Interface dataset entries
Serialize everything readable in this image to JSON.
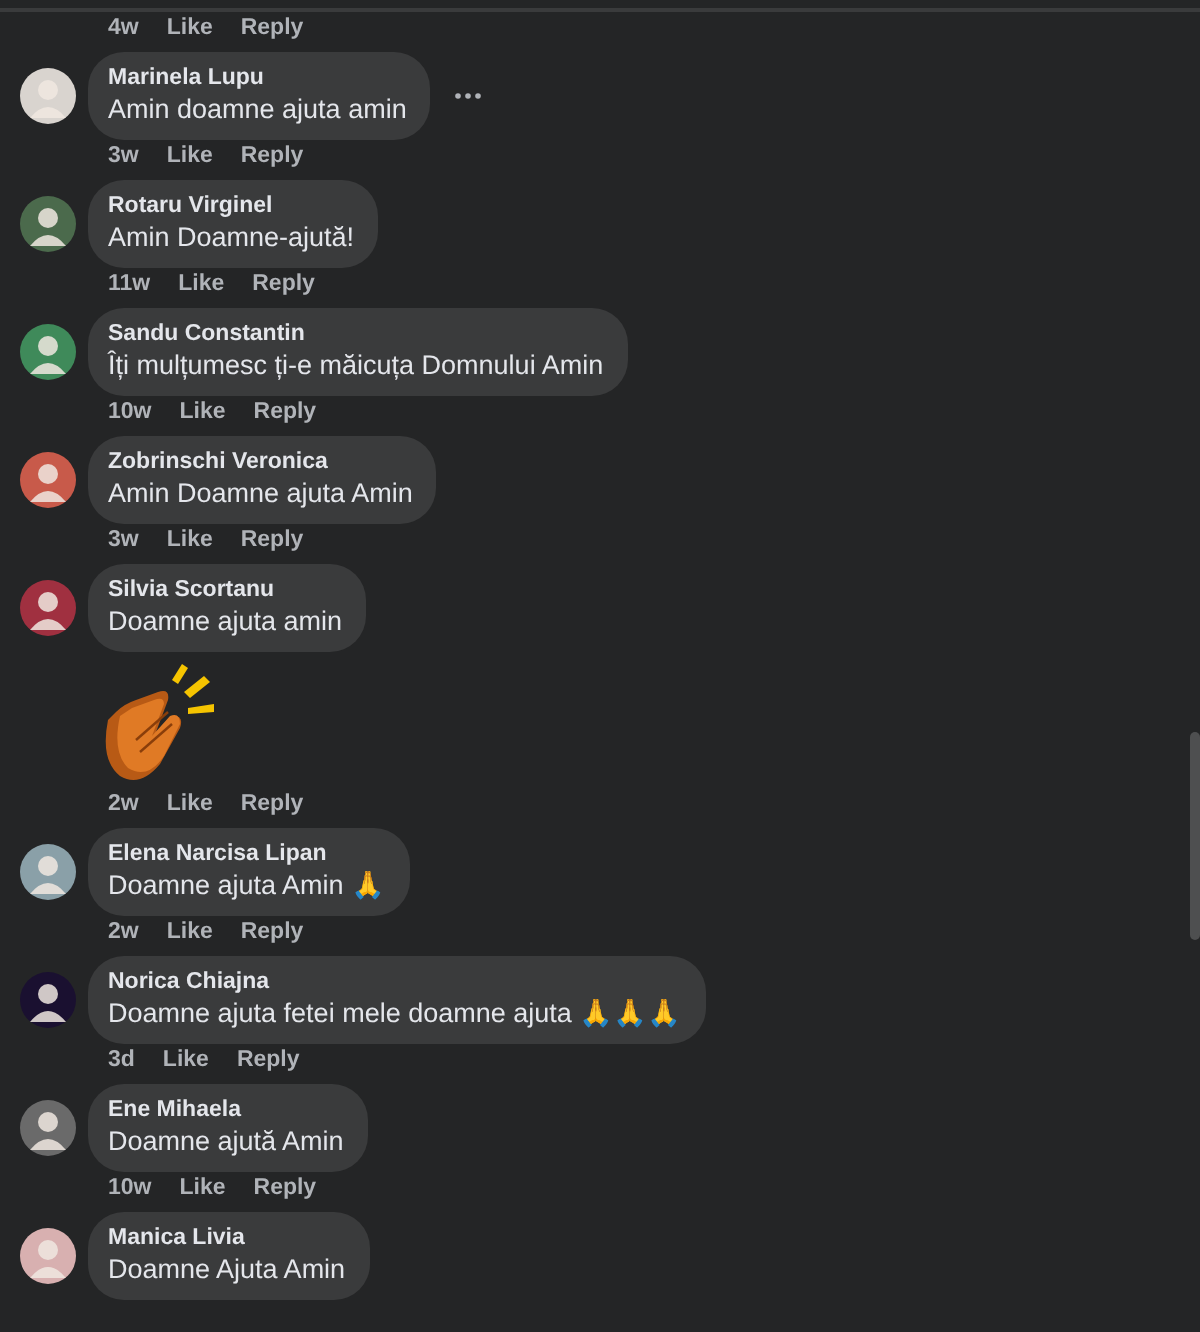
{
  "top_meta": {
    "time": "4w",
    "like": "Like",
    "reply": "Reply"
  },
  "comments": [
    {
      "name": "Marinela Lupu",
      "text": "Amin doamne ajuta amin",
      "time": "3w",
      "like": "Like",
      "reply": "Reply",
      "sticker": false,
      "options_shown": true
    },
    {
      "name": "Rotaru Virginel",
      "text": "Amin Doamne-ajută!",
      "time": "11w",
      "like": "Like",
      "reply": "Reply",
      "sticker": false,
      "options_shown": false
    },
    {
      "name": "Sandu Constantin",
      "text": "Îți mulțumesc ți-e măicuța Domnului Amin",
      "time": "10w",
      "like": "Like",
      "reply": "Reply",
      "sticker": false,
      "options_shown": false
    },
    {
      "name": "Zobrinschi Veronica",
      "text": "Amin Doamne ajuta Amin",
      "time": "3w",
      "like": "Like",
      "reply": "Reply",
      "sticker": false,
      "options_shown": false
    },
    {
      "name": "Silvia Scortanu",
      "text": "Doamne ajuta amin",
      "time": "2w",
      "like": "Like",
      "reply": "Reply",
      "sticker": true,
      "options_shown": false
    },
    {
      "name": "Elena Narcisa Lipan",
      "text": "Doamne ajuta Amin 🙏",
      "time": "2w",
      "like": "Like",
      "reply": "Reply",
      "sticker": false,
      "options_shown": false
    },
    {
      "name": "Norica Chiajna",
      "text": "Doamne ajuta fetei mele doamne ajuta 🙏🙏🙏",
      "time": "3d",
      "like": "Like",
      "reply": "Reply",
      "sticker": false,
      "options_shown": false
    },
    {
      "name": "Ene Mihaela",
      "text": "Doamne ajută Amin",
      "time": "10w",
      "like": "Like",
      "reply": "Reply",
      "sticker": false,
      "options_shown": false
    },
    {
      "name": "Manica Livia",
      "text": "Doamne Ajuta Amin",
      "sticker": false,
      "options_shown": false
    }
  ]
}
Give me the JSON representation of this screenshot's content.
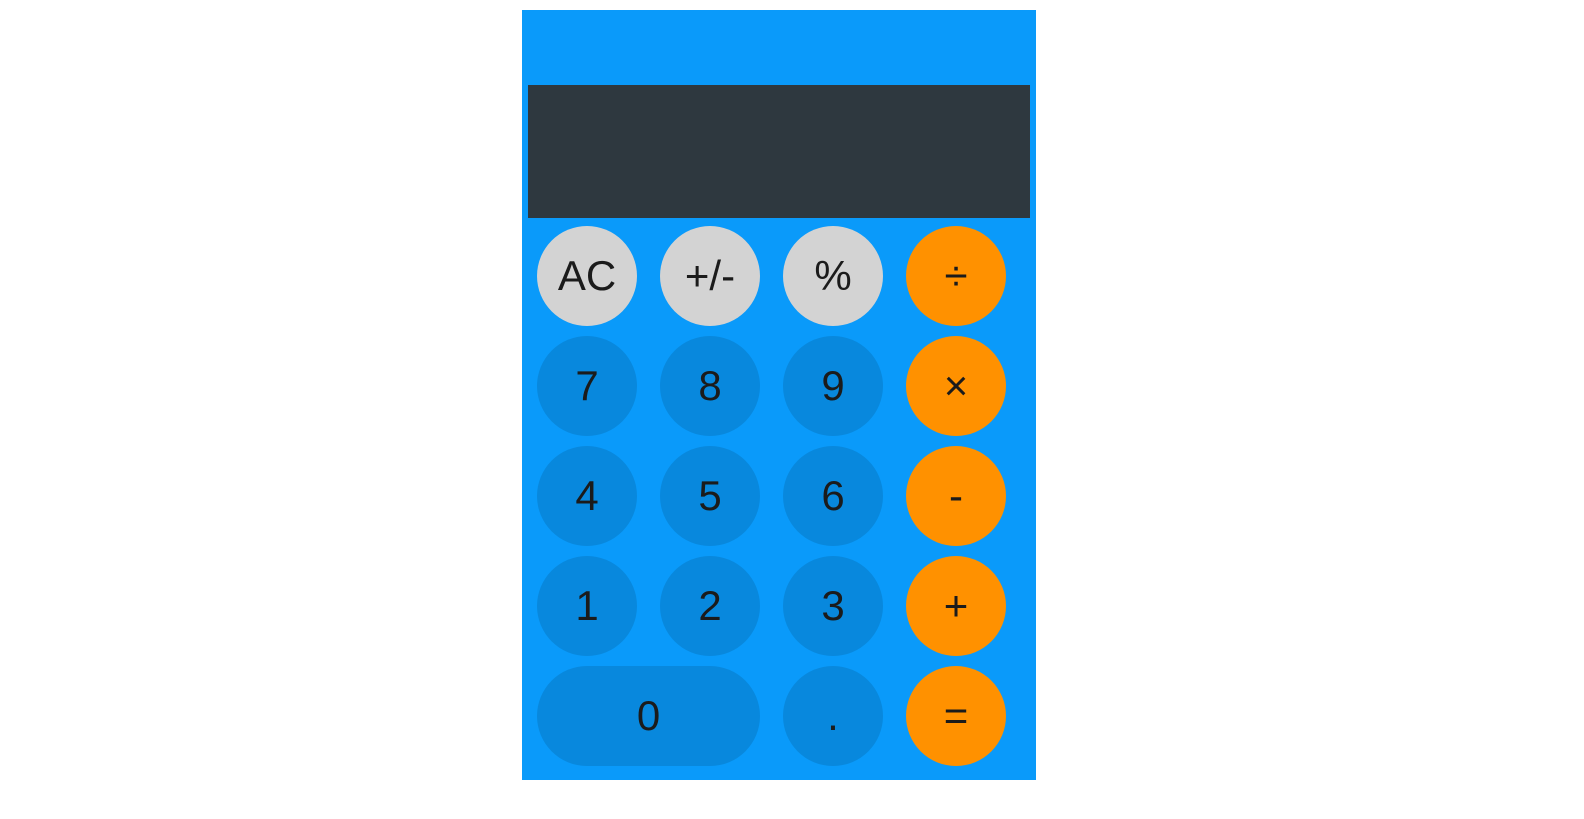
{
  "colors": {
    "frame": "#0a9afa",
    "display": "#2e383f",
    "number_key": "#0888dd",
    "function_key": "#d3d3d3",
    "operator_key": "#ff9100",
    "key_text": "#1b1b1b"
  },
  "display": {
    "value": ""
  },
  "keys": {
    "clear": "AC",
    "sign": "+/-",
    "percent": "%",
    "divide": "÷",
    "seven": "7",
    "eight": "8",
    "nine": "9",
    "multiply": "×",
    "four": "4",
    "five": "5",
    "six": "6",
    "subtract": "-",
    "one": "1",
    "two": "2",
    "three": "3",
    "add": "+",
    "zero": "0",
    "decimal": ".",
    "equals": "="
  }
}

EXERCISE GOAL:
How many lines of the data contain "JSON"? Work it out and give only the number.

FINISHED EXERCISE:
2